━━━━━ DATA TO USE ━━━━━

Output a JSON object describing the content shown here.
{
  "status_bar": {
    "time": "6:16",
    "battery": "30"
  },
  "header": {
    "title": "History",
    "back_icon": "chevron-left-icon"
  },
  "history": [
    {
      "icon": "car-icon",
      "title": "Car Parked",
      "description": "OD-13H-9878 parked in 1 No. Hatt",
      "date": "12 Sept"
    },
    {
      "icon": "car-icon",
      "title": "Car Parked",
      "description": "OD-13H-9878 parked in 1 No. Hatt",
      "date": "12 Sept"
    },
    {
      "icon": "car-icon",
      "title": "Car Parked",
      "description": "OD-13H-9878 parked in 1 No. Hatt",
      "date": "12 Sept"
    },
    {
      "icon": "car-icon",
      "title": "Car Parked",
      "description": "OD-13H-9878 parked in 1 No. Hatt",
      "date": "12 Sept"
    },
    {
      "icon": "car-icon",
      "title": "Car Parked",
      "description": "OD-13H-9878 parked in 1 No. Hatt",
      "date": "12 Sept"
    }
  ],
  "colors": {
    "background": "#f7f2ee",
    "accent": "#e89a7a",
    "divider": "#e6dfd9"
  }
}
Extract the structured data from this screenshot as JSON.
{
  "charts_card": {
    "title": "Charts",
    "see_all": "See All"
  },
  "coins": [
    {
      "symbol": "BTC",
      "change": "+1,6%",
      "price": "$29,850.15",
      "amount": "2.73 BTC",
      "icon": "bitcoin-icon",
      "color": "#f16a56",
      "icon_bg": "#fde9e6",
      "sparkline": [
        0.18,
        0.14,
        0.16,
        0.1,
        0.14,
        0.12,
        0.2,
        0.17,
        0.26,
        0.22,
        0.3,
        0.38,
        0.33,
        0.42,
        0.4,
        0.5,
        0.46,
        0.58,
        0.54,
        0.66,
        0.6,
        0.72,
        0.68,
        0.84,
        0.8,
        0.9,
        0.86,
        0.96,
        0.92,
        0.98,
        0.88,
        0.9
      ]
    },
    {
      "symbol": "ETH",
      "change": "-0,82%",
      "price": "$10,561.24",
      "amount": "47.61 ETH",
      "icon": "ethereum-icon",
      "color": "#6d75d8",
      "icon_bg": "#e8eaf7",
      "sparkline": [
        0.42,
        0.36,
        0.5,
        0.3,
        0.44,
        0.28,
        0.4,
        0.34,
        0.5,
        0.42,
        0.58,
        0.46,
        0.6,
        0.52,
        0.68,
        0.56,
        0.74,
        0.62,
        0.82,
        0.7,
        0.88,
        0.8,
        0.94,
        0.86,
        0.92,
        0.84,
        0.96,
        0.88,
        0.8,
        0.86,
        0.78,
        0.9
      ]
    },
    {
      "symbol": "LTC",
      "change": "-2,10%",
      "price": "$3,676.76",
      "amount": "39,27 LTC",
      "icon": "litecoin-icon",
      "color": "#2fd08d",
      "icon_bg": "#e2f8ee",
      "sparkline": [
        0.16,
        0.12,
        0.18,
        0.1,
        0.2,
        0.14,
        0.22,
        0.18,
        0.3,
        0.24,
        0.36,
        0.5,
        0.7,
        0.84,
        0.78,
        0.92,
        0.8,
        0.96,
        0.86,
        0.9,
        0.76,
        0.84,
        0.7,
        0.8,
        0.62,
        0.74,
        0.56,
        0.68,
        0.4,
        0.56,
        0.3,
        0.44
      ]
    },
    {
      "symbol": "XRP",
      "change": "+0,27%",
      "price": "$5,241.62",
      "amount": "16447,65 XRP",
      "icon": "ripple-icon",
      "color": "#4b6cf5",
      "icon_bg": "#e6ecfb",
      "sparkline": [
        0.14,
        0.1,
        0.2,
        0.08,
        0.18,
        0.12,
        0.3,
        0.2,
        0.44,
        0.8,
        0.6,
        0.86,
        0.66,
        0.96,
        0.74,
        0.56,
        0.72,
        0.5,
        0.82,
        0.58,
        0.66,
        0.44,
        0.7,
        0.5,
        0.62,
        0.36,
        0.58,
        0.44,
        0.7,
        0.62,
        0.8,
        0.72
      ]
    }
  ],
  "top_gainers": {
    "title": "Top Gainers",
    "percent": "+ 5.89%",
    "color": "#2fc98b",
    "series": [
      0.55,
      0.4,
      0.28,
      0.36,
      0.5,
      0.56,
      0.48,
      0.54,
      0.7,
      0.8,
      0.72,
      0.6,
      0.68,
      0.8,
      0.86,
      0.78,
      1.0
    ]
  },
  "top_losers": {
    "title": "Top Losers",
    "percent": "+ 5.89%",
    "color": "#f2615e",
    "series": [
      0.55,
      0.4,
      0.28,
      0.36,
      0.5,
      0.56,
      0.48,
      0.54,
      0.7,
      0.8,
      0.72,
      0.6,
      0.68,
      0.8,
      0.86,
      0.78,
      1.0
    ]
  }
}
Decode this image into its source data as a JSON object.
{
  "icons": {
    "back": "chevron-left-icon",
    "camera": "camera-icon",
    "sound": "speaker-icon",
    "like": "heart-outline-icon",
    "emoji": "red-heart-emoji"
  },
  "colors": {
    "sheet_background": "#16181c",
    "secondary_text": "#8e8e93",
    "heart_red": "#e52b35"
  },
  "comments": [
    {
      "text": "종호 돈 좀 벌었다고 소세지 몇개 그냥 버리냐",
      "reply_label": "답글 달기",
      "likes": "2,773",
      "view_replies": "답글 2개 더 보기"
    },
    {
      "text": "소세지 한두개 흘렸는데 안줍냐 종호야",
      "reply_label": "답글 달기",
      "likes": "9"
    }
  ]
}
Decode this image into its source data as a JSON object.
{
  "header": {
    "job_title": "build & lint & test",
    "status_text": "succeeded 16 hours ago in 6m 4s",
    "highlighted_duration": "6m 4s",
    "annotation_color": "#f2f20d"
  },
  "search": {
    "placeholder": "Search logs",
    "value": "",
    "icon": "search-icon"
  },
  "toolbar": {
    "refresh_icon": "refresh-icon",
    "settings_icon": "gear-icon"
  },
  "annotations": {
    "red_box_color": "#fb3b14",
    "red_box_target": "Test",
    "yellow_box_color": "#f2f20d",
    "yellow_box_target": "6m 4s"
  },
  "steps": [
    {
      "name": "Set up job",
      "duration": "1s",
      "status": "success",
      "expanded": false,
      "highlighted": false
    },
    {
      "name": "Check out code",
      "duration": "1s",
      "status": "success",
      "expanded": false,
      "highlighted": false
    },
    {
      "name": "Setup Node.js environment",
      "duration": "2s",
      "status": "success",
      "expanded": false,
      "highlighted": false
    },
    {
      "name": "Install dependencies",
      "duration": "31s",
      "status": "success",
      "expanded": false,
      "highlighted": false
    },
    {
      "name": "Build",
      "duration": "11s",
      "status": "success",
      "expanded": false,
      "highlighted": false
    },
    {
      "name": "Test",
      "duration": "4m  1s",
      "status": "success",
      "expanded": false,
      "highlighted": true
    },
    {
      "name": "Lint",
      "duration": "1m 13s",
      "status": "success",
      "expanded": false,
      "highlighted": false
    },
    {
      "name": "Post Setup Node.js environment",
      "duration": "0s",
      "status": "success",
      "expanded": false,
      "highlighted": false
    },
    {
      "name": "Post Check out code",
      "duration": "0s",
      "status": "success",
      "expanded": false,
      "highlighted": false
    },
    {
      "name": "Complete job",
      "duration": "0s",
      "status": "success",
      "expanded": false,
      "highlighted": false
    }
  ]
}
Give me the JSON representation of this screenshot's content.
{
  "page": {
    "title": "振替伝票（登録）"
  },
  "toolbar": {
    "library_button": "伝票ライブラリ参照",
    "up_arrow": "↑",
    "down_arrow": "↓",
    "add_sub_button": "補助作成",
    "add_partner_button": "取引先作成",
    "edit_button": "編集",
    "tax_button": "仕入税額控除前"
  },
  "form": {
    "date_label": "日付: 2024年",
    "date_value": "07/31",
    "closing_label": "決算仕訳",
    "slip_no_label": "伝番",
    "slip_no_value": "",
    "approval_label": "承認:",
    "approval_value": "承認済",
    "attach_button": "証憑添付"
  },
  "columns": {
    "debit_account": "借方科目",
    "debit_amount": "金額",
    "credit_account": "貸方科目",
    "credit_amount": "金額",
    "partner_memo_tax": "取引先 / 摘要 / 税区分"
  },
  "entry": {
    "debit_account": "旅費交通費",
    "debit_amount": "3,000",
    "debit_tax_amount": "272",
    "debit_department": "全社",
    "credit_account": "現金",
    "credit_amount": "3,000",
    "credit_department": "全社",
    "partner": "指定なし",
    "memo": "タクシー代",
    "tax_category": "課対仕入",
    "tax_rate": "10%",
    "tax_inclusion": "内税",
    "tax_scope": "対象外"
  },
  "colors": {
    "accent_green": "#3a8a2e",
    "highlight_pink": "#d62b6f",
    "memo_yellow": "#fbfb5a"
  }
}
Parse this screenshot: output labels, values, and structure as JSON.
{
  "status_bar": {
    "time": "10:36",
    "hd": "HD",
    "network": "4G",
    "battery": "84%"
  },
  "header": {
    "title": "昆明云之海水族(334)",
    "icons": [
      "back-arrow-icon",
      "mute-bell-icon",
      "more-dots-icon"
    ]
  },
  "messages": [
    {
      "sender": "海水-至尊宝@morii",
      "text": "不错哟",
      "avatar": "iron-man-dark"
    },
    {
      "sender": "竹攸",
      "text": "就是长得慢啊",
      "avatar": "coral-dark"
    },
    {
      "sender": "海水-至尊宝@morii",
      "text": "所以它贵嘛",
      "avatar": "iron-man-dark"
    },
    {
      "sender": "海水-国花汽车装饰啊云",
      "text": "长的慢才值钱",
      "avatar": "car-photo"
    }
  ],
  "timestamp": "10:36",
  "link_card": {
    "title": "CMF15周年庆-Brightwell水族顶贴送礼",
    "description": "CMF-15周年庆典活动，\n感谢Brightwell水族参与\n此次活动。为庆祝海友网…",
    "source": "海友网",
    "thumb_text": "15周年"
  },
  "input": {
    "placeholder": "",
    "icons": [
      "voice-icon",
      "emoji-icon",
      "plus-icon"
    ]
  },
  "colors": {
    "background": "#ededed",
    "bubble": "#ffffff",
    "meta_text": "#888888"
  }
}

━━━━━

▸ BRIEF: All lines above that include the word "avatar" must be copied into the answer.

▸ RESPONSE AREA:
      "avatar": "iron-man-dark"
      "avatar": "coral-dark"
      "avatar": "iron-man-dark"
      "avatar": "car-photo"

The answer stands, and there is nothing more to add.